  10. If you have chest pain or shortness of breath, call 911 to be seen by the Emergency Medical Service.
  11. If you have any of the following, call our office to be seen in the clinic:
  • Increasing redness or increasing drainage around the incision
  • Temperature of 101.5 degrees Fahrenheit or above

 

Although we will give you any necessary contact information in person, you can reach us through the main Towson Orthopaedic Associates’ phone number at:  410-337-7900 or Toll-free: 800-678-4671.

 

External Professional Relationships

A University of Maryland Department of Orthopaedics faculty member may have external professional relationships with health-care related businesses. These relationships often lead to the development of new treatments and therapies. The Department of Orthopaedics believes that transparency and honesty in the reporting of these relationships is essential to maintaining trust with our patients and mitigating any conflicts of interest or perceived conflicts that may arise.

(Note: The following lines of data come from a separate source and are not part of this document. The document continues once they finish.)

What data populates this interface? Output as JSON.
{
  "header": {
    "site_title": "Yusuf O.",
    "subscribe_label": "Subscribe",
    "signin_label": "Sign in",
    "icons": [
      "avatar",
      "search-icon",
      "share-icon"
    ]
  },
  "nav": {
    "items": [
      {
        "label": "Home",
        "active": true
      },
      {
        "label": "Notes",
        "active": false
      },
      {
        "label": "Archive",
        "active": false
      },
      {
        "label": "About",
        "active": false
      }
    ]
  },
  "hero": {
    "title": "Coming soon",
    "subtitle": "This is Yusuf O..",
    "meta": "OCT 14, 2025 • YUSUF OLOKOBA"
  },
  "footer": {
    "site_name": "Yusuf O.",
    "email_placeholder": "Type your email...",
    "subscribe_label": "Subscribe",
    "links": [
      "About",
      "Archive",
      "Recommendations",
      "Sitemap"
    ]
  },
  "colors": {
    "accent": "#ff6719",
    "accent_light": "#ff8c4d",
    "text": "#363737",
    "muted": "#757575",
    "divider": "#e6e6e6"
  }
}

All external professional relationships maintained by members of the University of Maryland Department of Orthopaedics are reviewed and approved in advance by the Dean of the University of Maryland School of Medicine (UM SOM) for conformance with UM SOM policies in regarding conflicts of interest, conflicts of commitment and professionalism.

As of May 2018, Dr. Manson disclosed the following external professional relationships:

  • Consultant for Stryker Orthopaedics
  • Consultant for Globus Medical, Inc.
  • Research support from DePuy Synthes

Language(s): Spanish

Affiliation(s):

  • UM St. Joseph Medical Center
  • University of Maryland Medical Center

Education

Medical School:

  • Northwestern University, Feinberg School of Medicine

Internship:

  • Johns Hopkins Hospital, General Surgery

Residency:

  • Johns Hopkins Hospital, Orthopaedic Surgery

Fellowship:

  • R Adam Cowley Shock Trauma Center, Baltimore – Orthopaedic Trauma
  • Hospital for Special Surgery, New York, NY – Joint Replacement

Certification:

  • American Board of Orthopaedic Surgery – Orthopaedic Surgery

Contact This Provider

Dr. Manson sees patients at the following Towson Orthopaedic Associates’ locations:

Towson (Bellona) Office
(410) 337-7900

Bel Air (Plumtree) Office
(410) 337-7900